Laverne Cox Will Show You the Long, Intense Fight for Transgender Rights

Ideas
Cox is an Emmy-nominated actress and Emmy-winning producer; Crabapple is an artist, journalist and author; Drucker is an independent artist and producer; Strangio is a Staff Attorney with the ACLU's LGBT & HIV Project; Boekbinder is a musician and filmmaker; Batt is an award-winning animator and filmmaker.

Every day, people question why we advocate for trans rights. “How many trans people are there, really?” we are asked. Or, “Isn’t this just a new niche issue that serves as a distraction from the issues that really matter?”

But trans people have always existed, and our lives have always mattered. And though we have and continue to face rampant discrimination, so too have we built beautiful communities and movements of resistance and love.

Through a collaborative video from the ACLU, Transparent producer and artist Zackary Drucker, Emmy-nominated actress Laverne Cox and the creative team of Molly Crabapple and Kim Boekbinder, we are telling the story of trans history and resistance.

This video comes on the heels of the President’s tweets seeking to ban transgender individuals from military service and in the midst of continued legislative efforts in states like Texas to ban transgender individuals from public restrooms. The consequences of this discrimination from our government are deadly.

In one comprehensive survey of over 27,000 transgender individuals in 2015, almost one in three respondents reported living in poverty, over half reported being denied health care related to their gender transition, one of every four indicated that they did not seek medical attention at all due to fear of discrimination and more than three of every four reported experiencing harassment in school because they were trans, ultimately leading to 17% of respondents dropping out of secondary school altogether.

All of this contributes to a cycle of discrimination and violence that leads to homelessness, incarceration and ultimately, for many — particularly trans women of color — premature death. Indeed, at least 15 trans people, almost all women of color, have been murdered so far this year in the United States. And two of every five American trans people attempt suicide at least once in their life.

Without accurate information about trans people, our lives and our rich histories, the impulse to push us out of public life will continue. But we continue to tell our vivid, vibrant and critical story of trans resistance. Time marches forward, and so do we. —Chase Strangio

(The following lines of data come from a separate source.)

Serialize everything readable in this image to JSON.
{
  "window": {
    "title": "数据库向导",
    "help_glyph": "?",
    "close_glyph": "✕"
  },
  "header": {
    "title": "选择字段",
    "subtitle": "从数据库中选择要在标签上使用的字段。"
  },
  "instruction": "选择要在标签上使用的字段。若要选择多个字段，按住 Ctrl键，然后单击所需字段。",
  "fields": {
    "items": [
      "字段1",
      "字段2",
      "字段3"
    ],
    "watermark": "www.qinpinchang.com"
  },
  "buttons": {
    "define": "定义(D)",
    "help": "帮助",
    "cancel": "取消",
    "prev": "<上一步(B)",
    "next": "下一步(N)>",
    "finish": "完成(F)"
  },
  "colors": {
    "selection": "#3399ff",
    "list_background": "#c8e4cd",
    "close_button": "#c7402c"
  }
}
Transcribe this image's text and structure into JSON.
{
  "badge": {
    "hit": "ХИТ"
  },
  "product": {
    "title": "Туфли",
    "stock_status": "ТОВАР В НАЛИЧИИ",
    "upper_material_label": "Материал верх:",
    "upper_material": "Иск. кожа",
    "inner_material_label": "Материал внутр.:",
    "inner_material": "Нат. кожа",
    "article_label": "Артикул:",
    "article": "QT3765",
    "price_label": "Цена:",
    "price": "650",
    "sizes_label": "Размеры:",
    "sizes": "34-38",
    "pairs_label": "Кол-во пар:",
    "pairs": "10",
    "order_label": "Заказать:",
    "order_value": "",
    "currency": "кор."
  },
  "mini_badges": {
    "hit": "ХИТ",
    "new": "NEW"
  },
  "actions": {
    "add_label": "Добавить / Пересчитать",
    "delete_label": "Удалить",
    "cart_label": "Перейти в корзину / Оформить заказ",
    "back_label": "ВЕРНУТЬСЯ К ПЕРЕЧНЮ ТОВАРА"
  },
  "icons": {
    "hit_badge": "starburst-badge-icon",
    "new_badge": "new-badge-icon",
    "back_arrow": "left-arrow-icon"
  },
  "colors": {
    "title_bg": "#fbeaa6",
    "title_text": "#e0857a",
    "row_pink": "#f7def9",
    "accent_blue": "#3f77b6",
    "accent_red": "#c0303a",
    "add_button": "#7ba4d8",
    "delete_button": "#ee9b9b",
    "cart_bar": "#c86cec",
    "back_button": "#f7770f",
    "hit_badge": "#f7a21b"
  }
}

Ideas
TIME Ideas hosts the world's leading voices, providing commentary on events in news, society, and culture. We welcome outside contributions. Opinions expressed do not necessarily reflect the views of TIME editors.
All products and services featured are based solely on editorial selection. TIME may receive compensation for some links to products and services on this website.